Peter Blood(the dashing Kieron Moore, perfectly conveying the drive and determination of a scientist with paranoia and madness brewing inside)returns to his small village home of Grenville after extensive schooling in Vienna. What his father Dr. Robert Blood(Ian Hunter), the beloved, hardworking village physician, or nurse Linda Parker(the lovely Hazel Court), his possible love interest, neither know is just what Peter is capable of in pursuing his goal to make a living, beating heart revive a dead body. Peter takes it upon himself to choose the lowest of village folk to paralyze with a poison that removes their ability to move much or talk, enabling him to surgically remove their hearts while they remain alive, with horrified eyes revealing the only cries of help available to them. Peter has a secret "lab" in a small place within tunnels underneath the ruins of an abandoned mine. Opportunity arises for Peter to gain control of human subjects when his father must leave for nearby Plymouth, out of town, as he works in his place with access to tools, equipment, and space. But, it'll only be a matter of time before Peter will make that ultimate mistake which will reveal his evil ways. He wholeheartedly believes in what he's doing..scientists must be "ruthless and unafraid" of what the critical majority as a whole thinks, Peter feels that important people should live in place of the "inferior" beings who merely occupy space, when their beating hearts could thrive in those better suited to make the world a better place.

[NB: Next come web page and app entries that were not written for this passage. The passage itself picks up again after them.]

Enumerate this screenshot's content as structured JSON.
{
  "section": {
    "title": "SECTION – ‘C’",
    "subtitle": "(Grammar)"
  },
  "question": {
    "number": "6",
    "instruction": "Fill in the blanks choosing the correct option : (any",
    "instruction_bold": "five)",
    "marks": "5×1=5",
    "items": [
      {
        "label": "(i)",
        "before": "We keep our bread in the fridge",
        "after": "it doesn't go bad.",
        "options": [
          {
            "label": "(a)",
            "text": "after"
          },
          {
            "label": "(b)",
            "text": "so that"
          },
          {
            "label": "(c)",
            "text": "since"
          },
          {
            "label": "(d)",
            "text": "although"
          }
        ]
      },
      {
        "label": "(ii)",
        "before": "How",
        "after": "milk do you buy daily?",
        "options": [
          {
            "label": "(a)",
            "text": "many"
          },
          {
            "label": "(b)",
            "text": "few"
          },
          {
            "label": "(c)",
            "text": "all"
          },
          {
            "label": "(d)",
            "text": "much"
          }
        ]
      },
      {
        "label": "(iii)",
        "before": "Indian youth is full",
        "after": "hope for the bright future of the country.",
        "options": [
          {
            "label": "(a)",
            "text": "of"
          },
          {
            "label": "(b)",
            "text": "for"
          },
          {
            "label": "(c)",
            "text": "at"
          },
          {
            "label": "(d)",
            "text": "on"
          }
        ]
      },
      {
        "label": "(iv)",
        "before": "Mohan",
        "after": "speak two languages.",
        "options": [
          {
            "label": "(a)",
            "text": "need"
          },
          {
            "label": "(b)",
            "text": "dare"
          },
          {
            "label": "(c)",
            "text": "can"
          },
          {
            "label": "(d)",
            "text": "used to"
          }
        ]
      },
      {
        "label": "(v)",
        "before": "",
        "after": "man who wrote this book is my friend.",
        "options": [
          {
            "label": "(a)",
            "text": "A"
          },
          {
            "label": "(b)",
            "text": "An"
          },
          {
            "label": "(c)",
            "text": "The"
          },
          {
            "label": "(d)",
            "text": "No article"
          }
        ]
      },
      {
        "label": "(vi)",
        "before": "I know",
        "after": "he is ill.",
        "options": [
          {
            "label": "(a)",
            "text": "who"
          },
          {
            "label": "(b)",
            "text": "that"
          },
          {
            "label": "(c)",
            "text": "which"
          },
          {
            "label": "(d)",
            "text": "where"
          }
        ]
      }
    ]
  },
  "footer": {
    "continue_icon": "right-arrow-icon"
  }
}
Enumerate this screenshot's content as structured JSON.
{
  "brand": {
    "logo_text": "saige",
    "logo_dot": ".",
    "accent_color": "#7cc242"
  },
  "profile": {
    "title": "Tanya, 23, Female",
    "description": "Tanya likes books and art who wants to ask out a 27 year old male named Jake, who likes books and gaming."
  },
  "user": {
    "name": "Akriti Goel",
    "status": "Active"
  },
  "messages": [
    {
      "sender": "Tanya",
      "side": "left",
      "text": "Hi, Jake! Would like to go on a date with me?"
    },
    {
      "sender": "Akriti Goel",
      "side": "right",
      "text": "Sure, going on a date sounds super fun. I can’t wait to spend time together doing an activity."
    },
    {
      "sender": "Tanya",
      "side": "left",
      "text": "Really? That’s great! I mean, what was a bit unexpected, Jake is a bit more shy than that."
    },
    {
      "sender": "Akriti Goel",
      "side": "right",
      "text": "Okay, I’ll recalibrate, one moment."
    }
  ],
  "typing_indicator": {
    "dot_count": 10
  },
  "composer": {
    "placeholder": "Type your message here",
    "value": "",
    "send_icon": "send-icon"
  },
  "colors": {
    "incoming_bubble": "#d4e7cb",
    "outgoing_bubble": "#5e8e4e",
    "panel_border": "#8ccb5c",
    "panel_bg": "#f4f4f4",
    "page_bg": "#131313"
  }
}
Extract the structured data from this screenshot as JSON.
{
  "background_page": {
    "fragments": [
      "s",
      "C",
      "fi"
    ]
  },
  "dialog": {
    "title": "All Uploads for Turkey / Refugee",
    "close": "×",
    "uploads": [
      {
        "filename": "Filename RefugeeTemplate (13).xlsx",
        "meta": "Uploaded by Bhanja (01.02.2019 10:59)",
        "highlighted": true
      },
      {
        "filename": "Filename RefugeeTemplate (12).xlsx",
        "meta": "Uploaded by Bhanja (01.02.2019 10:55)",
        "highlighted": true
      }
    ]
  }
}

This was actually a pleasant surprise. I thought the premise was grisly enough and the idea that Peter has trust from those in the village, creates much in the way of suspense. There's this masterstroke of a scene where this poor soul, given poison, makes his way, painstakingly, out of Peter's cavernous lair outside to an ocean embankment only to face the fact that the village is using as their physician, currently taking Robert's place, the very man who committed the sickening act to him. Hazel Court is the voice of reason, using Peter's attempts at being God against him to no avail when she suspects, and is right, that he's doing inhumane things. Kenneth J Warren is the village Sergeant Cook, who is investigating missing citizens and unusual deaths. An important scene comes in the middle portion of the film when Peter is first caught by the village's elderly coroner, attempting a surgical heart removal on a citizen in the morgue. Interrupted by coroner Morton(Gerald Lawson)while in the process of removing the heart, Peter kills him accidentally setting off a chain of events will lead to his downfall. The body he was working on dies, so he'll have to seek a second victim. Peter has to somehow hide Morton's body, take over as coroner doing autopsies which have the poison he put inside them, trying to evade curious eyes seeking answers to odd occurrences. You see, through Moore's performance, a man squirming to correct mistakes he himself made trying somehow to stay one step ahead.
I'm a fan of "mad scientist" movies, and this does follow the Frankenstein model, but I liked the performances. The film is ultimately about life and death and how Peter wishes to prolong those important with the hearts of those who waste them on drink or lost dreams. I also felt director Sidney J Furie uses the ruins and tunnels effectively. I think this is so story-driven, that the low budget doesn't harm it. Only one real puzzling occurrence for me was the ending when Peter is actually successful only for the one revived from the dead(..a real nifty twist is who the corpse revived is and how they relate to Linda)to turn on him violently..I guess it follows Frankenstein in that regard as well because when one tries to play God he will reap what he sows.